Several copies of the interactive exhibit have been made and are on permanent display in various national and international institutes, police departments, universities and forensic laboratories. The sidebar briefly expands the text, selected photographs, and diagrams included on the exhibit to highlight the significance and educational value of forensic soil science, which succinctly explains how pedologists and mineralogists successfully used soil morphology, soil chemistry, soil survey, and clay mineralogy (using X-ray diffraction) expertise to help solve this double murder case.
Summary and Conclusions
In the first part of the paper, we briefly reviewed the history of forensic soil science, the reasons why soil materials are considered to be powerful, perhaps ideal, pieces of contact trace evidence, and the key methods used to systematically conduct soil forensic investigations.
In the second part of the paper, a case study was detailed, which demonstrates how standard pedological methods and application of map, field, and laboratory approaches involving mainly X-ray diffraction are critical in developing the following three sequential predictive soil–regolith models from: (i) microscopic scale involving the questioned soil features on the shovel, to (ii) landscape scale involving soil/geological maps, and (iii) field investigations involving the critical sampling of control samples in a quarry to solve a complex double murder case at a range of scales. When examining soil evidence, there are a range of stages involving screening soil tests that help provide pieces of a puzzle and more detailed tests that provide definitive answers. If one has enough puzzle pieces a picture starts to form. In this double murder investigation, by combining pedological information on the nature of the questioned soil on the shovel with known soil–regolith data from the region, which included soil map information together with associated evidence, pedologists and detectives were led to investigate a quarry in the Adelaide Hills. The specific sampling of control soils in the quarry followed by definitive soil characterization using X-ray diffraction added crucial assistance in solving the puzzle to locate and pinpoint within 15 m the two bodies in a “subaqueous human-made soil” where they would be unlikely to be found immediately.
In the third part of this paper, we presented an educational aid for soil scientists, forensic scientists, and police in the form of an interactive soil forensic exhibit based on the complex double murder case study. The exhibit includes a replica shovel with quarry soil taken from the original burial site adhered in clear epoxy resin. Four small clear epoxy resin blocks incorporating various components of the quarry soil are also placed on the exhibit’s illustrative laminated poster using fabric hook-and-loop fastener tape.
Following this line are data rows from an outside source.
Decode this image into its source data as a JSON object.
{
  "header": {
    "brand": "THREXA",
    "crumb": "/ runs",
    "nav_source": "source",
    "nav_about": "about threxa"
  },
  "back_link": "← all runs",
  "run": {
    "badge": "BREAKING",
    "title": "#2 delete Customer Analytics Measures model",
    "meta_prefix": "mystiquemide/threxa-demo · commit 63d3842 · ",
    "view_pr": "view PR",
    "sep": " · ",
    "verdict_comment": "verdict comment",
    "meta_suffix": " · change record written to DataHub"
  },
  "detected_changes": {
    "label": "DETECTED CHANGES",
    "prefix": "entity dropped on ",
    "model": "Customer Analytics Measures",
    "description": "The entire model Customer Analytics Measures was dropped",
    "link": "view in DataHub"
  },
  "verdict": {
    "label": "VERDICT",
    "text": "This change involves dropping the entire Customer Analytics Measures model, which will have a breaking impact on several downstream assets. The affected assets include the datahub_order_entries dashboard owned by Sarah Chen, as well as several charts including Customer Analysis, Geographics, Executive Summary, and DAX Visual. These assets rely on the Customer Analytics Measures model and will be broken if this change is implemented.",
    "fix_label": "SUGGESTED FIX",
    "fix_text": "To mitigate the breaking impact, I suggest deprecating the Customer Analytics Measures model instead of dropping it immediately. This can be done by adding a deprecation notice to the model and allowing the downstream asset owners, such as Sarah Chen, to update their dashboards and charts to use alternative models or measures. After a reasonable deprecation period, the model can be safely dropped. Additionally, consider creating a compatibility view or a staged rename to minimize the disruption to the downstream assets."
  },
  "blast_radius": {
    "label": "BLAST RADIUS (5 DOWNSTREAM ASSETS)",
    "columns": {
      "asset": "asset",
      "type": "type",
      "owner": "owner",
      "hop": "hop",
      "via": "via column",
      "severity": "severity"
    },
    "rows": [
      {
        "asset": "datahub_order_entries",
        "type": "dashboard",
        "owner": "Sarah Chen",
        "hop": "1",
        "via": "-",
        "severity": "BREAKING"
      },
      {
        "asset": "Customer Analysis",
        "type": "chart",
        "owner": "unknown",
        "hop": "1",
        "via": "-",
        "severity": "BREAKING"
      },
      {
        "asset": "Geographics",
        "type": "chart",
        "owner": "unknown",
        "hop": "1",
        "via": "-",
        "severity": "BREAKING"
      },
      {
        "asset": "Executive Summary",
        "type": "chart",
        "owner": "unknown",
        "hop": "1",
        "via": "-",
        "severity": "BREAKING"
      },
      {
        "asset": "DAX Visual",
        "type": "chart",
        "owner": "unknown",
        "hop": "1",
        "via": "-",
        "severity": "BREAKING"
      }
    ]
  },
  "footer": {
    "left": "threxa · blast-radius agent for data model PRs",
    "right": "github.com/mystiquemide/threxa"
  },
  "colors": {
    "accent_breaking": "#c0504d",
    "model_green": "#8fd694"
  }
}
The successful use of CSIRO soil expertise in helping solve a double murder led to the formation of the Centre for Australian Forensic Soil Science (CAFSS) in 2003 involving six core partners across Australia. Since then, the center has advised on more than 100 criminal investigations and run national and international workshops.